Earlier this month Irish strength coach and academic John Kiely provided a biting criticism of periodization as it is known by most people. While we like to think of it as scientific, it is based on a shaky foundation that favors the plan rather than the process. You can read the critique in its entirety here. But as frustrated as Kiely is with the common talk about periodization, he is also optimistic about the way forward. When we continued our discussion, this was his main focus. Read more
The World Championships started on Saturday, meaning that the offseason is near for elite athletes. But for the rest of us the offseason is already underway. I frequently get questions on what to do during the offseason. Should you be working on building a base of strength? Refining technique? Getting in reps of throws? Building aerobic endurance and work capacity? On this week’s episode of the HMMR Media Podcast Nick and I take a look at some factors to consider when setting up an offseason training plan. Read more
You might have notice this episode arrived a week early. With some extra time over the summer Nick and I decided to try doing the podcasts on a weekly basis until we run out of time or ideas (whatever comes first). Read more
Back in 2012 Vern Gambetta forwarded me an article by John Kiely (full text here; comments by me here), a senior lecturer in sports performance for the Institute of Coaching and Performance at the University of Central Lancashire. In it, Kiely wrote about periodization paradigms in the 21st century pointing out features like individualization and flexibility that are the future of periodization. I couldn’t help but agree. Read more
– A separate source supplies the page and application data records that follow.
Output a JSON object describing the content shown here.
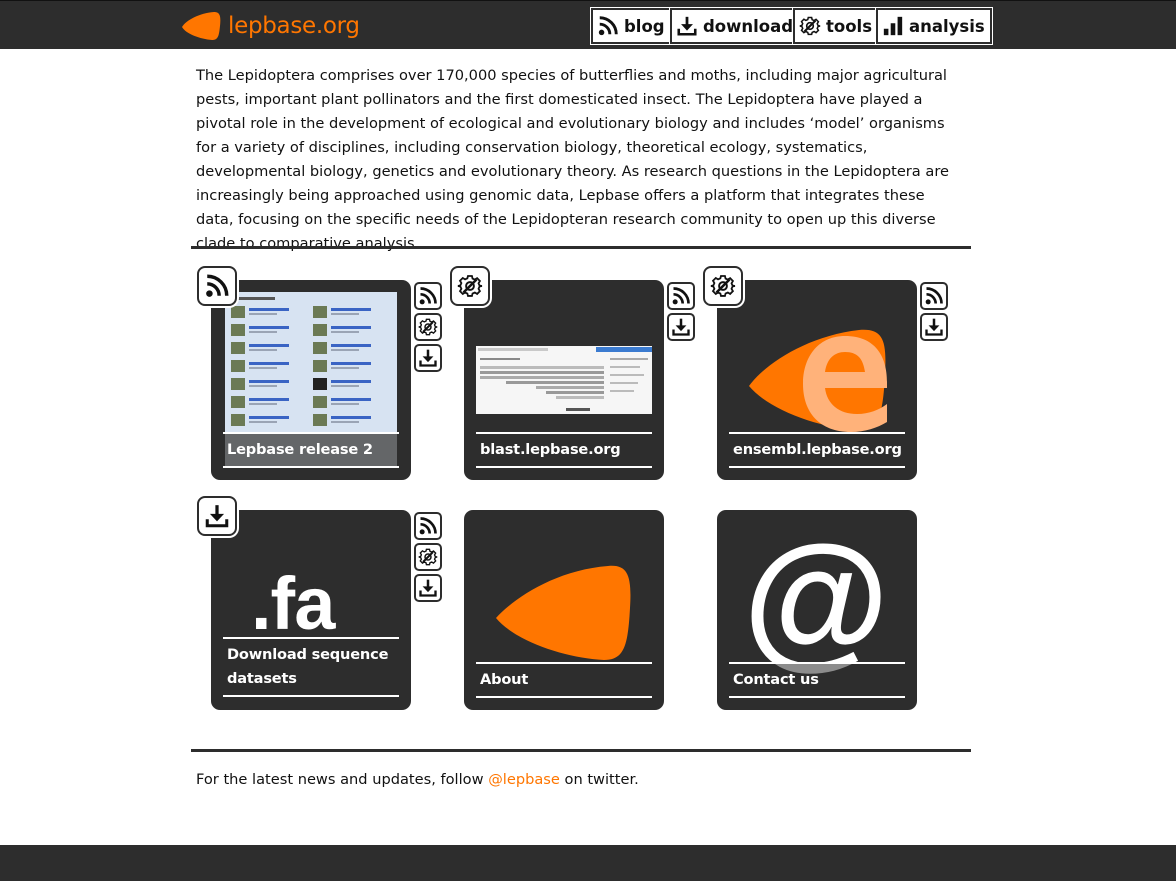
{
  "header": {
    "brand": "lepbase.org",
    "nav": [
      {
        "label": "blog",
        "icon": "rss-icon"
      },
      {
        "label": "download",
        "icon": "download-icon"
      },
      {
        "label": "tools",
        "icon": "gear-icon"
      },
      {
        "label": "analysis",
        "icon": "bar-chart-icon"
      }
    ]
  },
  "intro": "The Lepidoptera comprises over 170,000 species of butterflies and moths, including major agricultural pests, important plant pollinators and the first domesticated insect. The Lepidoptera have played a pivotal role in the development of ecological and evolutionary biology and includes ‘model’ organisms for a variety of disciplines, including conservation biology, theoretical ecology, systematics, developmental biology, genetics and evolutionary theory. As research questions in the Lepidoptera are increasingly being approached using genomic data, Lepbase offers a platform that integrates these data, focusing on the specific needs of the Lepidopteran research community to open up this diverse clade to comparative analysis.",
  "tiles": [
    {
      "label": "Lepbase release 2",
      "badge": "rss-icon",
      "side_icons": [
        "rss-icon",
        "gear-icon",
        "download-icon"
      ]
    },
    {
      "label": "blast.lepbase.org",
      "badge": "gear-icon",
      "side_icons": [
        "rss-icon",
        "download-icon"
      ]
    },
    {
      "label": "ensembl.lepbase.org",
      "badge": "gear-icon",
      "side_icons": [
        "rss-icon",
        "download-icon"
      ]
    },
    {
      "label": "Download sequence datasets",
      "badge": "download-icon",
      "side_icons": [
        "rss-icon",
        "gear-icon",
        "download-icon"
      ],
      "thumb_text": ".fa"
    },
    {
      "label": "About"
    },
    {
      "label": "Contact us",
      "thumb_text": "@"
    }
  ],
  "footer": {
    "prefix": "For the latest news and updates, follow ",
    "link": "@lepbase",
    "suffix": " on twitter."
  },
  "colors": {
    "accent": "#ff7600",
    "dark": "#2d2d2d"
  }
}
At the start of the month I published an article in Athletics Weekly about specific strength. In it I give a brief introduction to exercise classification, specific strength, and some tips on implementing it to your event. Tom Crick also helped provide some great graphics to illustrate a few examples.
The article is adapted from my book The Ball and Chain where I cover this and other topics in more detail in Part IV: Training for the hammer throw. If you like it and want to learn more, pick up a copy of the full text. We also have some additional resources on this topic available for HMMR Media members, including Nick Garcia’s article on exercise classification for throwers and a post I wrote about specific strength in theory and practice. But this article isn’t just about the hammer or about throwing; it takes a look at a general idea that can be applied to any sport or event. Read more
Last week I began to analyze and compare different periodization methods by looking at the pros and cons of both Matveyev’s traditional periodization and Verkhoshansky’s block periodization. To finish this discussion I take a look at two more modern approaches: complex periodization and Bondarchuk’s periodization. Read more
I am asked all of the time by young coaches what it takes to become a highperformance coach. My first piece of advice? Find a quality mentor. The second? Take control of your own coaching education. I recommend using curriculum-based schools or systems for staple knowledge and fundamentals, but when it comes to understanding high performance training systems or methodologies, research it out on your own and speak to experienced coaches . . . you may be surprised at what you find. Read more